Longevity

Healthcare is one of several factors that affect longevity in the United States, a new study reaffirms. Behavioral and social factors have much more influence. Robert Kaplan, PhD, and Arnold Milstein, MD, MPH, from Stanford University School of Medicine’s Clinical Excellence Research Center in California, test how much healthcare affects the risk for premature death using four different research methods and data sets.

All four methods yield the same conclusion; Healthcare accounts for between 5% and 15% (roughly 10%) of variation in premature death; so whereas behavioral and social factors account for 16% to 65%. The authors suggest that current healthcare policy; also spending in the United States are misguide because they’re base on the assumption; so that focusing heavily on medical care is the key to improving outcomes and boosting longevity.

Medical care contributes

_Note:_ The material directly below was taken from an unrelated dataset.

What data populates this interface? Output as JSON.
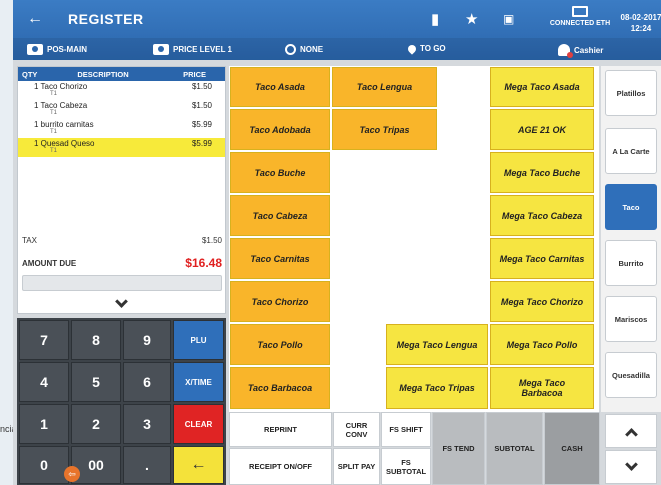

A lot of the modeling analyses make the assumption that essentially 100% of the life expectancy; hence is relate to access to medical care. “Even the most sophisticate modeling analyses make assumptions; so like at least half of the variability in life expectancy is medical care related. The 10% that medical care contributes to longevity is important; so Kaplan emphasize, and the results do not suggest the United States should not invest in medical care.

“But if our goal is to have longer, healthier lives, they have to go beyond traditional medicine; because most of what determines life expectancy is outside the healthcare system,” he said. Joshua Sharfstein, MD, vice dean for public policy at Johns Hopkins Bloomberg School of Public Health in Baltimore, Maryland, agrees with Kaplan and Milstein that the popular perception is that healthcare is everything and that the US underinvests in things that could produce important results.

Other countries have a much stronger safety net,” Sharfstein said. They shouldn’t be surprise that their health outcomes are better and their life expectancies are longer.” Sharfstein said changing the direction on healthcare policy has to start with changing the conversation.

Health cannot depend

He points out that better health cannot depend on any one sector; so because the sectors are interconnect: people cannot access jobs or health care; hence for example, without stable housing, transportation, and child care. Reversing the trend of spending only 55 cents on the dollar for non medical services is unlikely in the current climate in Washington, DC, and in many states, so change is more likely to occur at the local level, Woolf writes.

If a clinician knows that a patient can’t read English or can’t afford medications, for instance, the clinician can help find a translator or suggest less expensive medications, he explains. Physicians and nurses can also use their trust voice in the community to advocate for investment in education or public transportation or for livable wages, and they can join professional societies that are taking stances on social change.

Woolf writes that an example of the misalignment of values with current healthcare policy and spending is exemplify in a quote by organizers of the 2017 Medicalization of Poverty Symposium: “We spend inordinate amounts of money and other resources to address healthcare needs brought on by poverty instead of providing for the tangible needs of the poor before illness strikes.